There had even been multiple times in these eight years when police officers spoke with the young man and he allegedly gave them fake names.

"He made contact with patrol officers out on the street. However, during these contacts, fictitious names and dates of birth were given misleading officers, and Rudy would remain missing," Zamora continued.

"In fact, both Janie (Santana), Rudy's mother, and Rudy himself gave fictitious names while interacting with various patrol officers. After investigators talked with him yesterday, it was discovered that he returned home the following day, on March 8, 2015."

While the teen, now an adult, was seen by many people coming and going from the house over the years, Santana identified him as a nephew and not her allegedly missing son, police said.

Rudy Farias.
Rudy Farias.Texas Center for the Missing

"The mother, Janie, continued to deceive police by remaining adamant that Rudy was still missing," Zamora said.

Chief Troy Finner said he doesn't know why Farias' mother allegedly maintained that her son, then 17, was missing all of this time.

"We can't predict motivation," Finner said.

Local prosecutors have, so far, declined to open a case against the mother or the son, police said.

Farias was found last week at a church, roughly 8 miles from his family’s home, according to an investigator with Texas EquuSearch, a nonprofit search-and-rescue service that helped search for Farias.

He was nonverbal and unable to communicate, his mother said in a statement, adding that a good Samaritan discovered him and immediately called authorities.

The young man was at home with his mother on Thursday, police said.

“Rudy is safe," Zamora said. "He is with his mother by choice. He’s a 25-year-old man.” 

When asked if Farias was a victim or a potential suspect, Chief Finner declined to say.

“The investigation is still going on,” Finner said, “and I’m not going to say if he’s a victim or not.” 

Police on Thursday did not detail the circumstances behind officers' interactions with Farias and Santana over the years.

The investigation is still ongoing and Santana might still be prosecuted for allegedly giving false information in a police report, officials said.

As soon as Farias' recovery was detailed in local news reports, Houston resident Kisha Ross, 44, said she recognized the young man being cast as a missing person as her neighbor from two doors down the block.

Farias is a regular visitor to her house, Ross said, to socialize with her son, daughter and cousin.

The young man, known as "Dolph" to her family, is close to his mother, who works in a private security firm, Ross said. He once even brought Ross' family job applications if they ever wanted to apply to work at the mom's company.

Last week, Farias allegedly took his mother's car and she didn't know where he was, the neighbor said.
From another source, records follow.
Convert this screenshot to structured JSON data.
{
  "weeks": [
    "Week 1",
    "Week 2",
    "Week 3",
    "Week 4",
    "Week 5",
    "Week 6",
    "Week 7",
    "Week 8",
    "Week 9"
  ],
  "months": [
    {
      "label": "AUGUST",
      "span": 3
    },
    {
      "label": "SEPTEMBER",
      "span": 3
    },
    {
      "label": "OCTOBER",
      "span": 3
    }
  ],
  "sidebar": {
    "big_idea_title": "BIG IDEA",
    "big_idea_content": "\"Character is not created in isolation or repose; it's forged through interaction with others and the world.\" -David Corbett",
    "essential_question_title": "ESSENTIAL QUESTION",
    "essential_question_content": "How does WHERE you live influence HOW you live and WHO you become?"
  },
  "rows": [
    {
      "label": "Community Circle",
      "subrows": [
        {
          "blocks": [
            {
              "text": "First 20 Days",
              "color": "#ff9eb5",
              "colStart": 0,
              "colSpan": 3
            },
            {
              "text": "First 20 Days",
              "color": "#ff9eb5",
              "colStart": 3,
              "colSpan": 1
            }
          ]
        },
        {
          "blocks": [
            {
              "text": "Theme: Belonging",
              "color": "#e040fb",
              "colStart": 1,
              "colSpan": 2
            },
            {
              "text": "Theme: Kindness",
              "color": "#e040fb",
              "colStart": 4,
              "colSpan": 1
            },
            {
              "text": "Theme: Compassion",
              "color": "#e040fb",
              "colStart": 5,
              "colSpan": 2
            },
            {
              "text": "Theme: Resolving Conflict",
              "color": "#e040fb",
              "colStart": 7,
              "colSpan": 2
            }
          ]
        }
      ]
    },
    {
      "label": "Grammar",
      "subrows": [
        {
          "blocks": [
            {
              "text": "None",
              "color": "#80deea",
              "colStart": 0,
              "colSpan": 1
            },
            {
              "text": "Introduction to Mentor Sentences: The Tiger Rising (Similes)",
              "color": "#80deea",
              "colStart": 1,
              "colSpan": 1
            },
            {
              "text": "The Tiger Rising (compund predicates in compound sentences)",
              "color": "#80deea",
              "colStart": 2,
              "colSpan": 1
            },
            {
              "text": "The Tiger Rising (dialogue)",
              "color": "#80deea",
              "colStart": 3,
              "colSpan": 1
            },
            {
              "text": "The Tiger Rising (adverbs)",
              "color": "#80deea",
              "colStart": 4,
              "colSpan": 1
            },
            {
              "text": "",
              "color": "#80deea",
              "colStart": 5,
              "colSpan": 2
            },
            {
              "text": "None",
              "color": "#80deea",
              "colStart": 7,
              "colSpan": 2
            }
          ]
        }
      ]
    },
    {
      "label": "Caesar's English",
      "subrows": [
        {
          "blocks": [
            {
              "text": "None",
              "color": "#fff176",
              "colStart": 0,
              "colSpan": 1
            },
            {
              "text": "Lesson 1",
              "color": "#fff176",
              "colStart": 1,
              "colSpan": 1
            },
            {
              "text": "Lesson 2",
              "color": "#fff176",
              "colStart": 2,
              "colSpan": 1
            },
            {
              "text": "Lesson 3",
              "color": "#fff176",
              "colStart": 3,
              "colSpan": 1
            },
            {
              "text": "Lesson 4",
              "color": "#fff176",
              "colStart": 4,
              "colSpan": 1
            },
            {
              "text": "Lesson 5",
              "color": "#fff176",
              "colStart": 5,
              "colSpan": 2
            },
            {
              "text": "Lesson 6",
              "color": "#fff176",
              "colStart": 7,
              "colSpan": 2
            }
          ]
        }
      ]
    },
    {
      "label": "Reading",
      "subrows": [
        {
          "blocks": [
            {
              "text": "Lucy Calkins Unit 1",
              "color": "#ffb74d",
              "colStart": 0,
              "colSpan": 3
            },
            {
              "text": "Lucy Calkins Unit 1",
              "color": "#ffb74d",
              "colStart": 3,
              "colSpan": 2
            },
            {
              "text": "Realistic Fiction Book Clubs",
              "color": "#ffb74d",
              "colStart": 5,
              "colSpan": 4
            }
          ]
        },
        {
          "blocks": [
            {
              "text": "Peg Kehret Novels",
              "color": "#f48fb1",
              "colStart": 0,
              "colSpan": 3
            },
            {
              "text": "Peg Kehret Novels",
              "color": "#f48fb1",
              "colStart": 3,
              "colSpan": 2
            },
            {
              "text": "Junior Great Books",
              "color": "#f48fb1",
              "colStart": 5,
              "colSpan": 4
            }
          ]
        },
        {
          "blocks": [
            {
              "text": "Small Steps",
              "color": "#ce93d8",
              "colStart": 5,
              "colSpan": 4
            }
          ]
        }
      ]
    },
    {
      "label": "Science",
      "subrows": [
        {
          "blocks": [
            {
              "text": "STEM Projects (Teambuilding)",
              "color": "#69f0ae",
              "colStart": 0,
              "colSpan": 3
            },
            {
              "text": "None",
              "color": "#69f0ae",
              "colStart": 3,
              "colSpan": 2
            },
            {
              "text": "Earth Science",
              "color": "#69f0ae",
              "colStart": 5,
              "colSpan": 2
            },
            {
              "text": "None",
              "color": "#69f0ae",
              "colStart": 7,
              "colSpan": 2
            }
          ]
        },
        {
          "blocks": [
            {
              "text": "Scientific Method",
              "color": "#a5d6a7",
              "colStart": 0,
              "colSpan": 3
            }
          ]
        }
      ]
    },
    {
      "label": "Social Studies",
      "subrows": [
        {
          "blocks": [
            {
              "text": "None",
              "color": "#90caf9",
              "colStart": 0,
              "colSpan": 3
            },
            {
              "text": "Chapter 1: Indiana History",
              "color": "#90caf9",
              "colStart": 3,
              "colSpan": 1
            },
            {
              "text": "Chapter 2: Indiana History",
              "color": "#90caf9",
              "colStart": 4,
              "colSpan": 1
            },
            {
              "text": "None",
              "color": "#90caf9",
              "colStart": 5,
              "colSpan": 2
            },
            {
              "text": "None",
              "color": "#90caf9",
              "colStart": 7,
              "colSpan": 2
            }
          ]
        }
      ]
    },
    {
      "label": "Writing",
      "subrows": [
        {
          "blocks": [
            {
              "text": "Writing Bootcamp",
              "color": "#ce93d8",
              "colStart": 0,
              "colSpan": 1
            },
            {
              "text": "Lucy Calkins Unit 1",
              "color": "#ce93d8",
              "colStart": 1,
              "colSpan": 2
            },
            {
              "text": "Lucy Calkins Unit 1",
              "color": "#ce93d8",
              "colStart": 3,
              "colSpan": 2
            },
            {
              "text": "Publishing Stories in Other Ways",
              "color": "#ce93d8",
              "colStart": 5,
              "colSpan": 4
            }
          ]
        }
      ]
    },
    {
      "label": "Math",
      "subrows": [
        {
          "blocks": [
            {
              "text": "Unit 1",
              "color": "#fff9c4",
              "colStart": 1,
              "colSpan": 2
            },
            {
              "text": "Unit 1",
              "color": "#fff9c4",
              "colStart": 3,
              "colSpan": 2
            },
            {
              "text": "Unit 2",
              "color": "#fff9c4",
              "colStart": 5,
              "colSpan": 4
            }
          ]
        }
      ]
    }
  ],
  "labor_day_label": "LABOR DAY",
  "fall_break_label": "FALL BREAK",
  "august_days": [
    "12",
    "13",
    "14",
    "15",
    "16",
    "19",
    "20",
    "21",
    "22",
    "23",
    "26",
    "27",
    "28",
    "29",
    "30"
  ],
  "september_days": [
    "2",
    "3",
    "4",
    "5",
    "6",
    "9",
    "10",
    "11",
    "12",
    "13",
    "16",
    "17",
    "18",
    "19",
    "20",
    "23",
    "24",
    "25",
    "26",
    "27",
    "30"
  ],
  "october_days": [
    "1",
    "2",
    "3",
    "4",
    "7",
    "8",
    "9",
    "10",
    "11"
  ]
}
"He left in her car and she didn't have a way to get to work," Ross said. "She texted my cousin and said, 'Have you seen my son?' My cousin was like, 'No.'"

Deon J. Hampton reported from Houston and David K. Li from New York City.